Spot height: 5
NGDC's (now NCEI) estimate of 10m linear error at the 90% confidence level from histogram analysis can be considered as an overall empirical estimate for the DEM derived from these sources, weighted by the volume of data from the various sources. The estimate was derived from the dominant implied contour interval in the grid of 20m, plus the dense coverage of source data compared to the 30o output grid.
Other Sources: The accuracy of the areas of GLOBE based on the other sources can only be estimated based on that which is known about each source. Using certain assumptions, the vertical accuracy of each source (and the derived 30 arc-second grid) can be estimated from the contour interval. One assumption is that the original map sources meet the commonly used accuracy standard which states that 90% of the map elevations are within ± 1/2 of the contour interval. It is unknown if any of these maps actually meet this standard. Also, map digitizing and elevation surface interpolation errors are unknown and therefore not included. However, histogram analysis of DEMs derived from cartographic sources of undocumented contour interval can often be used to estimate contour intervals from those original cartographic sources.
Table 2 (below) lists the estimated absolute vertical accuracy for the areas of GLOBE derived from each source, with the method of estimating the accuracy also identified. The RMSE numbers were calculated using the assumptions about the error distribution cited above (a Gaussian distribution with a mean of zero).
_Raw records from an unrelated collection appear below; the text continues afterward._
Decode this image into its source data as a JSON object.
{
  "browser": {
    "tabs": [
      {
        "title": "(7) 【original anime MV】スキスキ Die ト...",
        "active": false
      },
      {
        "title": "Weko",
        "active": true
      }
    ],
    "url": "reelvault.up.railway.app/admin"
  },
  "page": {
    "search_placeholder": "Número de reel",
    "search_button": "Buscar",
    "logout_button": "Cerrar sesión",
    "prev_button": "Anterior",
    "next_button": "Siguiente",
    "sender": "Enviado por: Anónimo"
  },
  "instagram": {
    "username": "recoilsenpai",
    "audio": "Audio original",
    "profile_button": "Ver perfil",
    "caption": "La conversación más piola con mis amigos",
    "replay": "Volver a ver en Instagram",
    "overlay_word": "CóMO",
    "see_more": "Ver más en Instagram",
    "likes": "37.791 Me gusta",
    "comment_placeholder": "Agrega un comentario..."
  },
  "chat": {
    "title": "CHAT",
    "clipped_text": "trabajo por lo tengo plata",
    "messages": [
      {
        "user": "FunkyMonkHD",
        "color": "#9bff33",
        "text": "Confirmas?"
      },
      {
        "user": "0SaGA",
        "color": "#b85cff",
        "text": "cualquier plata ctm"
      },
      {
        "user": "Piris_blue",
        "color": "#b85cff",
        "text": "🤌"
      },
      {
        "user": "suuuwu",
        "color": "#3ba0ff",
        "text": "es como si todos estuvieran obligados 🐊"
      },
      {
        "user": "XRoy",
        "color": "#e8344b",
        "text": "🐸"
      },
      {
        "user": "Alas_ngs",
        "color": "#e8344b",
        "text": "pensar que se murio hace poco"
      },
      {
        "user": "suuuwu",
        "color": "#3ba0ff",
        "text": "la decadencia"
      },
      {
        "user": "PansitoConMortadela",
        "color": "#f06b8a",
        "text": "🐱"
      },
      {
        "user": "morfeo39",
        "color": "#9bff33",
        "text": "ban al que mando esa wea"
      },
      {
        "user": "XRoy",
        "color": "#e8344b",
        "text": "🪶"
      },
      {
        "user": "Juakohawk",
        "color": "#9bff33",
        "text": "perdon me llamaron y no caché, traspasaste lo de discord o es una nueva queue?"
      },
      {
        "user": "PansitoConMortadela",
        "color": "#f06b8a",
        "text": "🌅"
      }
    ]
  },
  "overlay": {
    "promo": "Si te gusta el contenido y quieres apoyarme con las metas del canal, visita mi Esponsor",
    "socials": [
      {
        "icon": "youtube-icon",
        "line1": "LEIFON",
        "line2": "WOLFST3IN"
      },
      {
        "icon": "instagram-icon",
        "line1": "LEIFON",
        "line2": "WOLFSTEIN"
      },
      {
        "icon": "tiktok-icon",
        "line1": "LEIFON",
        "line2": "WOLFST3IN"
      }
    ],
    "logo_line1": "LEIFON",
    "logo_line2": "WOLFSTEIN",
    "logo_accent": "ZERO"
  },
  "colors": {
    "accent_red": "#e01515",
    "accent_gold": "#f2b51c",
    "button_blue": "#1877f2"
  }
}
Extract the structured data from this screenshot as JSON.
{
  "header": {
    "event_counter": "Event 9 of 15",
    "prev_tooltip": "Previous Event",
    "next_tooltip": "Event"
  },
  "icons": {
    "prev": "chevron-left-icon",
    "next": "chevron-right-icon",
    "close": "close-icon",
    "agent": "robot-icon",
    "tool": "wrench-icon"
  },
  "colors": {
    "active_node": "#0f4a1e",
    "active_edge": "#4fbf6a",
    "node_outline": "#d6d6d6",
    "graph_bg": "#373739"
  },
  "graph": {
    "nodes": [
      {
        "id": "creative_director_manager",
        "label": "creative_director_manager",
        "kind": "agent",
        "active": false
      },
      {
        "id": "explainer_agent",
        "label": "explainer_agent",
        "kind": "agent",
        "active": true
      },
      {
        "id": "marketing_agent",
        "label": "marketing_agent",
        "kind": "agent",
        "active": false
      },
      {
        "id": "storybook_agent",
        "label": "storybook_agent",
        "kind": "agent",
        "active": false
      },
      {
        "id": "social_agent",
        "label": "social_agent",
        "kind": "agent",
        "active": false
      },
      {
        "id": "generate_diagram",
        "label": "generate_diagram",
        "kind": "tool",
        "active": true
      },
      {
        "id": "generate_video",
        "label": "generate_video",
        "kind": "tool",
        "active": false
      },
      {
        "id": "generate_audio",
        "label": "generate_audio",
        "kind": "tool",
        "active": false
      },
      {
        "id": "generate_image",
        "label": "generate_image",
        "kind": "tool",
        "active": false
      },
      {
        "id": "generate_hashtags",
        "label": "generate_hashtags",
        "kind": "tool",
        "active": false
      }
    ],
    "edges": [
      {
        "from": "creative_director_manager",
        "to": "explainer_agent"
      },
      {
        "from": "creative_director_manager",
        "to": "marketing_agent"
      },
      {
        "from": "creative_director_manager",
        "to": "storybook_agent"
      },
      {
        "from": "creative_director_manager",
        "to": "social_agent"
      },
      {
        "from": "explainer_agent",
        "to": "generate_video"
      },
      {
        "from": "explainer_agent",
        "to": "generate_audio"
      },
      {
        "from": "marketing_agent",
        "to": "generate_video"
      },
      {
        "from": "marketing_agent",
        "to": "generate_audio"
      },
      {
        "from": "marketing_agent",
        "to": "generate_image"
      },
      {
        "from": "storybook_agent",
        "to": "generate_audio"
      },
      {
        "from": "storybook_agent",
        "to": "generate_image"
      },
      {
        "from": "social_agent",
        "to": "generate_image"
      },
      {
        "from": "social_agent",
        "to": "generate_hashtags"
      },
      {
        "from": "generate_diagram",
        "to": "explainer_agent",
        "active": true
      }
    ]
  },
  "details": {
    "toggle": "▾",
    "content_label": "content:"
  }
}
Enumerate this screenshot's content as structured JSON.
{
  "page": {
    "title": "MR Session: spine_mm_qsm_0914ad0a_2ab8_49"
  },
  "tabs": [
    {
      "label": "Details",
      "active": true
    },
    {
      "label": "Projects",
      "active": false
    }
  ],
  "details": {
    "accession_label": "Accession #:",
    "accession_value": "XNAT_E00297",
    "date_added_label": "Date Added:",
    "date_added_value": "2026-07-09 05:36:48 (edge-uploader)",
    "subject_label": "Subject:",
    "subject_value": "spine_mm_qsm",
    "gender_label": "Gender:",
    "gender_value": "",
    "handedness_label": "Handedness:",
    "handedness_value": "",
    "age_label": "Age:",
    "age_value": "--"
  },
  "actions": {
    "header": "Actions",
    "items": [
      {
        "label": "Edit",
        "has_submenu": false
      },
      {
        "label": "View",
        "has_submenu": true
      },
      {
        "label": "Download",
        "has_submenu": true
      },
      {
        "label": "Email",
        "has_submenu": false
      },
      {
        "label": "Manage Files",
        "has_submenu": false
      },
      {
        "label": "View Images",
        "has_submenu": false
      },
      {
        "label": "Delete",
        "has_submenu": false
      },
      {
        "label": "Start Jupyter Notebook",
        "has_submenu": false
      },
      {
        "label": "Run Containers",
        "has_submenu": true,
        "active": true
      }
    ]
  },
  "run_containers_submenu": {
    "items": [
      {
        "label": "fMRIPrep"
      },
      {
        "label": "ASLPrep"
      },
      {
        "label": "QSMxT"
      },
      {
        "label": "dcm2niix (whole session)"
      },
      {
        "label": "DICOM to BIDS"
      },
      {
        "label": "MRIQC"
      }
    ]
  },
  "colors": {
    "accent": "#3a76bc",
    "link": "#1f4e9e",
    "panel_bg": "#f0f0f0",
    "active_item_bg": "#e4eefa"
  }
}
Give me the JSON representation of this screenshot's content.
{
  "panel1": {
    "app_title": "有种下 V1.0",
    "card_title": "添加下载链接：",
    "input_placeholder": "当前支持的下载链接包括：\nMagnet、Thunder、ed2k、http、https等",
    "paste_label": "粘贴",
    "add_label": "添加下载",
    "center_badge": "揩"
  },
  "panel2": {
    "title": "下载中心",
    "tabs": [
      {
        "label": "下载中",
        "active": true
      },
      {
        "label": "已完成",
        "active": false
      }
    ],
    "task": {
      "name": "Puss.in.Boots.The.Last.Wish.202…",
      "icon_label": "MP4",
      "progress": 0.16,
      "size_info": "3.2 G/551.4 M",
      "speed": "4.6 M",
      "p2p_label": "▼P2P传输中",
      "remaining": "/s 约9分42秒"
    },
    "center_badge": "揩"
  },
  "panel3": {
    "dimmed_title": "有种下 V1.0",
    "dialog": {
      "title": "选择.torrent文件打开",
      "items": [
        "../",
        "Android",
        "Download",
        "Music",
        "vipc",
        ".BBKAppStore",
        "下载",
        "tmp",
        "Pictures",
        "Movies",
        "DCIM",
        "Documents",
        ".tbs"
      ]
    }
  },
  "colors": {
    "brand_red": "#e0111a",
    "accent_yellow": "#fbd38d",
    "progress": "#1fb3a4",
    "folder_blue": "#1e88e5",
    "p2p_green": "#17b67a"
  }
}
Table 2. Estimated Absolute Vertical Accuracy for Areas of GLOBE Vertical accuracy (meters) Source L.E. at 90% RMSE Estimation method DEM for Japan 10 6 estimated from histogram analysis of DEM* DEM for Australia 10 6 estimated from histogram analysis of DEM DEM for Italy 13 8 estimated from 25-meter contour interval** DEM for New Zealand 15 9 estimated from 100-foot contour interval DTED 30-200 18-120 product specification for lower figure; higher figure estimated from DMA DTED coverage map categorizing horizontal and vertical accuracy by location Maps for Brazil 50 30 estimated from 100-meter contour interval DEM for Greenland 150 91 estimated from histogram analysis of DEM DCW 160 97 calculated vs. DTED Maps for Asia and S. America 250 152 estimated from 500-meter contour interval Map for Peru 500 304 estimated from 1000-meter contour interval SCAR/USGS 500 304 estimated from histogram analysis of DEM
* Here is a description of our method of estimating vertical accuracy from histogram analysis of the DEM. Since traditional contour map production goals include vertical accuracy of 1/2 of the contour interval, the estimates above by USGS for contour maps equate 1/2 of the source map's contour interval to vertical accuracy. Histogram analyses of DEMs can often determine the likely contour values of source maps. These interpreted contour intervals were halved to estimate vertical accuracy of DEMs. In many cases, more than one contour interval appears to exist in DEMs, perhaps because the DEMs were produced from various types of maps, or perhaps because of supplemental contour intervals. In such cases, vertical accuracy was estimated conservatively.
** Just outside of Italy, but included in the Italian DEM, some sources had somewhat coarser contour intervals. In addition, histogram analyses within Italy suggests that different supplemental contour intervals were used (to 5 meters in
low-gradient areas (Salvi, 1995)), and that some contour lines were decimated in mountainous terrain, especially in northern Italy. Nevertheless, the estimates noted above are probably reasonably accurate.